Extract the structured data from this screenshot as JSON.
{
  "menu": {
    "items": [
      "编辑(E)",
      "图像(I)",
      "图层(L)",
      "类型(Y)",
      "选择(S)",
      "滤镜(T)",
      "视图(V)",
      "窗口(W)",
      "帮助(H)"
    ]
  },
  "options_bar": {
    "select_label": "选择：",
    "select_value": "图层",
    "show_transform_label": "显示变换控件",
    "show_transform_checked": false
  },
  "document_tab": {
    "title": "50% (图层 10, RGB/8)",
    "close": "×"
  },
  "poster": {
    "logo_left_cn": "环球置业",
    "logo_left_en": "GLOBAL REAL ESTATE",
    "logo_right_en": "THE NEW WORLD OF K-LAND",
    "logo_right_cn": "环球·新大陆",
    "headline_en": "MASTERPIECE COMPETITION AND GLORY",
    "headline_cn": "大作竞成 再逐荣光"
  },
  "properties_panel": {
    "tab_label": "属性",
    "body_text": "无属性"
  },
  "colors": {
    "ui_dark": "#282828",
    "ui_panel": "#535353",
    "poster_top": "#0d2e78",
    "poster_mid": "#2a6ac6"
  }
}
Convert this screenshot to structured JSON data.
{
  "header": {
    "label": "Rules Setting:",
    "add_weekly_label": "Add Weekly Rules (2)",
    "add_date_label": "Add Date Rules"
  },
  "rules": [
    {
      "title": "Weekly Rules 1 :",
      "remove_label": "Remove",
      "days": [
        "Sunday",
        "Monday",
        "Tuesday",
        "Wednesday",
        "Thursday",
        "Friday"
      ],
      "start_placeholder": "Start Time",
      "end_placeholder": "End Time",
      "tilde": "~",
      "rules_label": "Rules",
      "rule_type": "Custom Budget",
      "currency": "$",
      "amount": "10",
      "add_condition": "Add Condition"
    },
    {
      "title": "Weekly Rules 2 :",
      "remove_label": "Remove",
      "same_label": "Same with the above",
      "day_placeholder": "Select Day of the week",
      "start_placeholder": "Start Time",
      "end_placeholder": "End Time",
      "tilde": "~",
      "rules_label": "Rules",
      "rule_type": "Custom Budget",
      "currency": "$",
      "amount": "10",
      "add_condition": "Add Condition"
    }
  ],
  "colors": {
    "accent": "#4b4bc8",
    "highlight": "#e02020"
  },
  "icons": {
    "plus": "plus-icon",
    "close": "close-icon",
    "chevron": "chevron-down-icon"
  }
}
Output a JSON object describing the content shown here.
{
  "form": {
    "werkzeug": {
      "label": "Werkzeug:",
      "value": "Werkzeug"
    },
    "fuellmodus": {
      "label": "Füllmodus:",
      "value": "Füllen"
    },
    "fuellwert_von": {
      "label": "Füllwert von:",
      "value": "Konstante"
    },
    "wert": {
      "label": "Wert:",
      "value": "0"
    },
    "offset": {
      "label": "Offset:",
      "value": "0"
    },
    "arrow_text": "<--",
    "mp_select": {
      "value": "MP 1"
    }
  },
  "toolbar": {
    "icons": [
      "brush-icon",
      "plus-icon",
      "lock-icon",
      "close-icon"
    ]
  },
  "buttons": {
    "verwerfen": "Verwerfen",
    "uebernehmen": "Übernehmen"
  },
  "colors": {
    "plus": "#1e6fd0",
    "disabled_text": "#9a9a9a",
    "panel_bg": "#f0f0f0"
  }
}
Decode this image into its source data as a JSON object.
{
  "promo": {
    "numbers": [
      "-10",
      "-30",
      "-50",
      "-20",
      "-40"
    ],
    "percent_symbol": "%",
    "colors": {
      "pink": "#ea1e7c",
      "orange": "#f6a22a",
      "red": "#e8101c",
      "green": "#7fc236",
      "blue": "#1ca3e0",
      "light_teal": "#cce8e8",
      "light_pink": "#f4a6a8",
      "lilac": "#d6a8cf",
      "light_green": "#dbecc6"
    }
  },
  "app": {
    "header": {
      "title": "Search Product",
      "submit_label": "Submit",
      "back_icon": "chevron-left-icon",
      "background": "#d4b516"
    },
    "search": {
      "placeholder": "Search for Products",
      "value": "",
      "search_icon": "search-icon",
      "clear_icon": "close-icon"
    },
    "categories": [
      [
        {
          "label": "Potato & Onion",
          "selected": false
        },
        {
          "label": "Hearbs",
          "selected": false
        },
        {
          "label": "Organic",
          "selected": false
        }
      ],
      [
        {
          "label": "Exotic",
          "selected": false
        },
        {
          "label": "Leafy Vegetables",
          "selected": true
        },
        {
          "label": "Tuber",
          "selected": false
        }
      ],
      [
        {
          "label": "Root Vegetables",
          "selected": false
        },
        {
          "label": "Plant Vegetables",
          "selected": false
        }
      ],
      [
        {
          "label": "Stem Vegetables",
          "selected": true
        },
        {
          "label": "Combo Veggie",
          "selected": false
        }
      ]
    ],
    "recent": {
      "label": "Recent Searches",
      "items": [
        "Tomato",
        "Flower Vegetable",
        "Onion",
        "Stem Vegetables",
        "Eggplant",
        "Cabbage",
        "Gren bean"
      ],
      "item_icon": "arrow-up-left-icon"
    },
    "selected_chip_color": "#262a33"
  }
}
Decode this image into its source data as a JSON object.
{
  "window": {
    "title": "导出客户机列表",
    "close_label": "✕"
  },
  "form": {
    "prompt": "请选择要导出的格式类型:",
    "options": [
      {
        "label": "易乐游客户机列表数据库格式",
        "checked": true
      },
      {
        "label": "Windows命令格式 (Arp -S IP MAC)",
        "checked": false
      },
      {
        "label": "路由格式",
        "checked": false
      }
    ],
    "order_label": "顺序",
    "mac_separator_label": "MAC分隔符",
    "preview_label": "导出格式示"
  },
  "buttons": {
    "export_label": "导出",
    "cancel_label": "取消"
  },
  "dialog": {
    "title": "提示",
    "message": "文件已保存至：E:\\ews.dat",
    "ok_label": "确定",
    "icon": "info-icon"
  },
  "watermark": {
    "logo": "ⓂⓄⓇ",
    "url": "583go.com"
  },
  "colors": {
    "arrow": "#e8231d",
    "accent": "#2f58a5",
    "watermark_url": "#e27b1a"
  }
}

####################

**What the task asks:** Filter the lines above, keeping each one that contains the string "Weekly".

**Exercise answer:**
    "add_weekly_label": "Add Weekly Rules (2)",
      "title": "Weekly Rules 1 :",
      "title": "Weekly Rules 2 :",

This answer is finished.